# Exercise details:
Please find the lines in the following records that hold "data", and copy them.

(Material to process)

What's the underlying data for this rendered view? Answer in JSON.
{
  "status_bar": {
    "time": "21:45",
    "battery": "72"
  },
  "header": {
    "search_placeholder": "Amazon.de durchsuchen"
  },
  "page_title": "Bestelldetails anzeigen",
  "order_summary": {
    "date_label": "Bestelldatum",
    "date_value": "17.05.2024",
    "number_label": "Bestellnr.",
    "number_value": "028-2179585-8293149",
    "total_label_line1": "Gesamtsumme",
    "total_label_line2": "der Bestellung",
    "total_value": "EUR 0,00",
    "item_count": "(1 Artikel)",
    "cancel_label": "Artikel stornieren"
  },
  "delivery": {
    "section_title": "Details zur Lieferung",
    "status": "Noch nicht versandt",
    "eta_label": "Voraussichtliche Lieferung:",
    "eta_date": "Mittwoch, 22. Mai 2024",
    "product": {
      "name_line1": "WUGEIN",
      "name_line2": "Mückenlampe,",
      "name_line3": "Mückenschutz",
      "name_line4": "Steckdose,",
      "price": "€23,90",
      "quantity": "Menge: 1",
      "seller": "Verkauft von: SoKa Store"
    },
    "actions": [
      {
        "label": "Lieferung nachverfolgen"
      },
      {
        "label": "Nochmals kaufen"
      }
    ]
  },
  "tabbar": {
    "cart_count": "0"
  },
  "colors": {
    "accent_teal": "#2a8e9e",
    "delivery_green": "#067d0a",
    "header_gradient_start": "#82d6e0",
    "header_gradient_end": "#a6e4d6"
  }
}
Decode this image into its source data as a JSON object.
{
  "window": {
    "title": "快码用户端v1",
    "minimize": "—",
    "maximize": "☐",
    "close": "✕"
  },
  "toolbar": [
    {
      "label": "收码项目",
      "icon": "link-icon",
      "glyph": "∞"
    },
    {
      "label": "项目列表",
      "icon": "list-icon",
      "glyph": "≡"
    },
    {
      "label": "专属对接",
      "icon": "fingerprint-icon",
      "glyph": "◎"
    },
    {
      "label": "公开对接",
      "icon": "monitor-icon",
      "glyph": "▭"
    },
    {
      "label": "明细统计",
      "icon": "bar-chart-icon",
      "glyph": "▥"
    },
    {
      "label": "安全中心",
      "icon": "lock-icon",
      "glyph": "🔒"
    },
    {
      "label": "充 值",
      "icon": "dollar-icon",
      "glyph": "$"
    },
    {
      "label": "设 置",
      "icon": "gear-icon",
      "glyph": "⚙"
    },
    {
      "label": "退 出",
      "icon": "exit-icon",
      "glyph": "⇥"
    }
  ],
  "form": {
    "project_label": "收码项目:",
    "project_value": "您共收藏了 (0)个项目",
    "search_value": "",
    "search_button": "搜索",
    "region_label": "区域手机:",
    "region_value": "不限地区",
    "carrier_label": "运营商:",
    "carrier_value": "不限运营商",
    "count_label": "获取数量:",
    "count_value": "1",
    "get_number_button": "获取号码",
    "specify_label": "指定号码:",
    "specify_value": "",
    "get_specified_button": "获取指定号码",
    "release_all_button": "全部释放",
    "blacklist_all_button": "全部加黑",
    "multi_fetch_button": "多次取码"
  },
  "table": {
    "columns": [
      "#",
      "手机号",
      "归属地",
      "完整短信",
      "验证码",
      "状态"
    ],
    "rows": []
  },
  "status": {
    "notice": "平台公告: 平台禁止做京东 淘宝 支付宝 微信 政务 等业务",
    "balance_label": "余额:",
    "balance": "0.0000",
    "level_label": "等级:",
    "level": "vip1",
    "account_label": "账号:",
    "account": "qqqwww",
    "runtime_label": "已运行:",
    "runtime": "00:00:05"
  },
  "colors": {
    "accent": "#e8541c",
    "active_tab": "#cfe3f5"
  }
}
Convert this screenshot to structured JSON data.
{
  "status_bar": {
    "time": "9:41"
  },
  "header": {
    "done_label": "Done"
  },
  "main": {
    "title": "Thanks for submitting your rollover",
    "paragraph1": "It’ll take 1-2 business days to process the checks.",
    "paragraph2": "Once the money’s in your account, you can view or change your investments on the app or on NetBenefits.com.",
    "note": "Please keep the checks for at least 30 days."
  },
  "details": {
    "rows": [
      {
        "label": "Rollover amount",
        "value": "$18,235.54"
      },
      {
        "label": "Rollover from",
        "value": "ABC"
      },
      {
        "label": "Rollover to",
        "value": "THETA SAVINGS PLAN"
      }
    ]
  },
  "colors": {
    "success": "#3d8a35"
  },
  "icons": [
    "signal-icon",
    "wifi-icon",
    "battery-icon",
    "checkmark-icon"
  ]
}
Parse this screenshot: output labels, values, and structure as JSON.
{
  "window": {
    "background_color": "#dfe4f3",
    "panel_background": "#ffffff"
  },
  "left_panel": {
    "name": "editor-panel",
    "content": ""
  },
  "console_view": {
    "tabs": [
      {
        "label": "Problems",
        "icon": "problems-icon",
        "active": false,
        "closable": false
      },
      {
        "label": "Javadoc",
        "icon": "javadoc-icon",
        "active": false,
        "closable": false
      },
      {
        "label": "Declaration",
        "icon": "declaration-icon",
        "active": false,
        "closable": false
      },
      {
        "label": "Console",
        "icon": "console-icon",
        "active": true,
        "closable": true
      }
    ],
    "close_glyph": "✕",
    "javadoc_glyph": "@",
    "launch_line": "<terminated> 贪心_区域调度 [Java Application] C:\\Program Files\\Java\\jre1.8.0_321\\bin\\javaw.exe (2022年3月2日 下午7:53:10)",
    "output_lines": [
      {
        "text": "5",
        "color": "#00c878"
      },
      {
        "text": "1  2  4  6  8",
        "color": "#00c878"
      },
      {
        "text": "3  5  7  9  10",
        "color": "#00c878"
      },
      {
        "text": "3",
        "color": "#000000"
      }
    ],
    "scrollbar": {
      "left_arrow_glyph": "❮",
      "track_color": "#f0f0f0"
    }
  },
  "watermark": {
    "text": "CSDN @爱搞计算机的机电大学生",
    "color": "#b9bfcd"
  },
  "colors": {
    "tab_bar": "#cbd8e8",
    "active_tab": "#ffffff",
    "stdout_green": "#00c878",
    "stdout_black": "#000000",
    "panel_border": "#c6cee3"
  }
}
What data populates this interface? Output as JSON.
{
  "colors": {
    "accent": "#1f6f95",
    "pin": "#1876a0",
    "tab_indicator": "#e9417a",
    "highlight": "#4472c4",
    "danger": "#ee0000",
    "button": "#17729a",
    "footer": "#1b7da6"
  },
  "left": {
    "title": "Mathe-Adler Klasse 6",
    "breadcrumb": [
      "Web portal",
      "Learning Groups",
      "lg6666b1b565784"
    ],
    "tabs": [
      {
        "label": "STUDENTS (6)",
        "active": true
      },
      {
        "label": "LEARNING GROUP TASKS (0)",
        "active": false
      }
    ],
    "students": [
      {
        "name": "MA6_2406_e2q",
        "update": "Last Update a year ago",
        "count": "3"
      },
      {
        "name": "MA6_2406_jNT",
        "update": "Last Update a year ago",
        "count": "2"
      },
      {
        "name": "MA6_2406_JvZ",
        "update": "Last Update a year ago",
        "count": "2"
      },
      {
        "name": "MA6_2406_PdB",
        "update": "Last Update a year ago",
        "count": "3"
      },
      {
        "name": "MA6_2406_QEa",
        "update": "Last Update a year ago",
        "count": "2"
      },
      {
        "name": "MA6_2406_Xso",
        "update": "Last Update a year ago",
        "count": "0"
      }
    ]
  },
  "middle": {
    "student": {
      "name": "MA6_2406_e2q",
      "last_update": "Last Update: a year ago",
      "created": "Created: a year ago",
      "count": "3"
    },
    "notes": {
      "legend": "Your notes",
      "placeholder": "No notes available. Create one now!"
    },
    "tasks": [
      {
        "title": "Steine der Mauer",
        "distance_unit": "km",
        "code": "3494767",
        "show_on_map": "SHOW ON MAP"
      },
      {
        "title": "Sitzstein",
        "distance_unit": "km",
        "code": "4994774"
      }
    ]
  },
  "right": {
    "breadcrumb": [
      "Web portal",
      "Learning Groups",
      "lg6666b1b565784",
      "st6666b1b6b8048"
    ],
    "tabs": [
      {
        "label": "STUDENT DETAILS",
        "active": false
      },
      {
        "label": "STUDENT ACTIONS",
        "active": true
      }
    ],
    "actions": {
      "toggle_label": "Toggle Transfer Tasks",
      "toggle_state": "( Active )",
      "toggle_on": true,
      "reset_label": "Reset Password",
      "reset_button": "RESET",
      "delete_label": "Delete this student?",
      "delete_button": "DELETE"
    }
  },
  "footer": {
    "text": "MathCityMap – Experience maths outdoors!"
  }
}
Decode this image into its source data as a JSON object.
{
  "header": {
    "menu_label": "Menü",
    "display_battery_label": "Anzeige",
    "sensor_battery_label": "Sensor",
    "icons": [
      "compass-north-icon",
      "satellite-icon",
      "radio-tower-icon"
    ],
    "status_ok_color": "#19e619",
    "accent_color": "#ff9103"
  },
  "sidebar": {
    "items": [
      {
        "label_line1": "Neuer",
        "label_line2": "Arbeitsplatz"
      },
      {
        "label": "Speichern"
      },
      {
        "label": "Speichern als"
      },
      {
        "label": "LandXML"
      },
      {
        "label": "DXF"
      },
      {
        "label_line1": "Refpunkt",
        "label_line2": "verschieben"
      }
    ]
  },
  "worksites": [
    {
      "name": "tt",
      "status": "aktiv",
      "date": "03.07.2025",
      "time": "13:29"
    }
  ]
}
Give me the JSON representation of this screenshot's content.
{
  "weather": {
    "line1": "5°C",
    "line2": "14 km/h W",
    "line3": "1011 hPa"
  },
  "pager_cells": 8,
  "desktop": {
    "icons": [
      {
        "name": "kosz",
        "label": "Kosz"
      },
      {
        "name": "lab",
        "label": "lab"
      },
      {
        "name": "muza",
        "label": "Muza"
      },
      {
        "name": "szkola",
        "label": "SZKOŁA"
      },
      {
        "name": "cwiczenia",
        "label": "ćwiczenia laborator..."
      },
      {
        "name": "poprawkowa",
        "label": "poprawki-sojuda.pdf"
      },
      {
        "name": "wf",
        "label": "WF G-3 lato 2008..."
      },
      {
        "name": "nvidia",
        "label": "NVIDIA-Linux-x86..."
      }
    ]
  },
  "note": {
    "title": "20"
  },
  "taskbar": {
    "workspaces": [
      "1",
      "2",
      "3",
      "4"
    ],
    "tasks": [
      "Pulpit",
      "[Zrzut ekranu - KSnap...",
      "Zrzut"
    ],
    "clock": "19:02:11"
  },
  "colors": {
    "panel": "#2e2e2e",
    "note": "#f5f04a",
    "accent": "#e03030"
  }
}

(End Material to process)

# Solution to this problem:
What's the underlying data for this rendered view? Answer in JSON.
Decode this image into its source data as a JSON object.
Convert this screenshot to structured JSON data.
What data populates this interface? Output as JSON.
Decode this image into its source data as a JSON object.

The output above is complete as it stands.